So if we are to carry on the work of the prophet the work of John the Baptist who was above all the servant of God, his friend and his servant - all of us want to be the friends and the servants of God, we have to do what he did. We have to speak the Word of God and we have to point people to God and the only way that we can do that is if we let Him - Jesus - increase and us decrease. Because, if I want to kind of keep myself going if I want to make it all about me if all my words are about me well I mean that's just it it's all about me; I'm not speaking the Word of God, I'm speaking the word of Seraphim, and who needs to listen to that? If all I'm pointing to is me you know - me me, me, me - that's very exciting for me, you know, but then I'm not doing my job which is to point people to God. So, we today as we hear these words as we remember this story and emulate the life and ministry of St. John the Baptist, have to keep this in mind. God has to increase. We have to decrease so that we can do our job, so that we can do what we are called to do.

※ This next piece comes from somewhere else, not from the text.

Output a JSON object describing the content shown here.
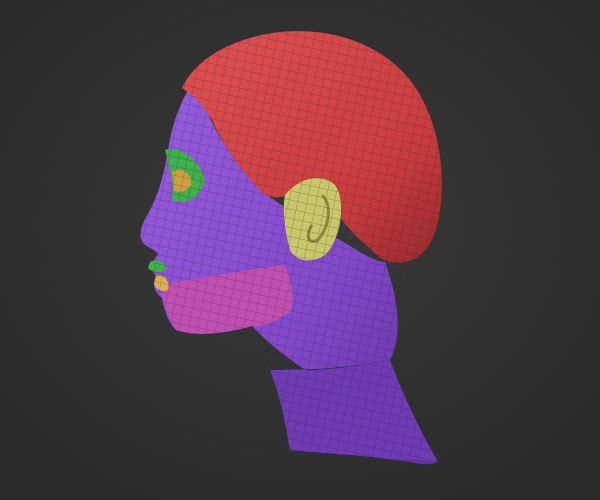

Now, ultimately this cost St. John everything. He continued to proclaim the Word of God and he spoke the truth and power in in a very real way, and got his head chopped off for a kind of thanks. As sad as that might sound, think about it, we're 2,000 years later celebrating his birthday. In September we celebrate his conception. My family celebrates my birthday, but nobody celebrates my conception. When St. John was killed we not only celebrate the day that he died - which is my son's birthday which is too bad because it's always a strict fast day. By the way, in the Russian church not only do they strictly fast, you can't eat anything round and even cut with a knife or anything served on a platter. They take the beheading seriously - ask a Russian. They take the beheading of St. John the Baptist kind of that seriously. We celebrate his conception, his birth, his beheading on August 29th, and then the first, second, and third findings of his head! So, if you want to talk about a paradox, John is the one who points everyone to Jesus. He steps aside, he becomes less so that Jesus can become more. Now, he's glorified, you know, all throughout the year, all throughout the world. This is how it's done, and by the way, this is what God does for his friends. You do His will, you put Him first, you speak His word, you get out of His way, and then you're golden. So I'll leave you with that. Happy Feast Day and Happy Birthday John the Baptist!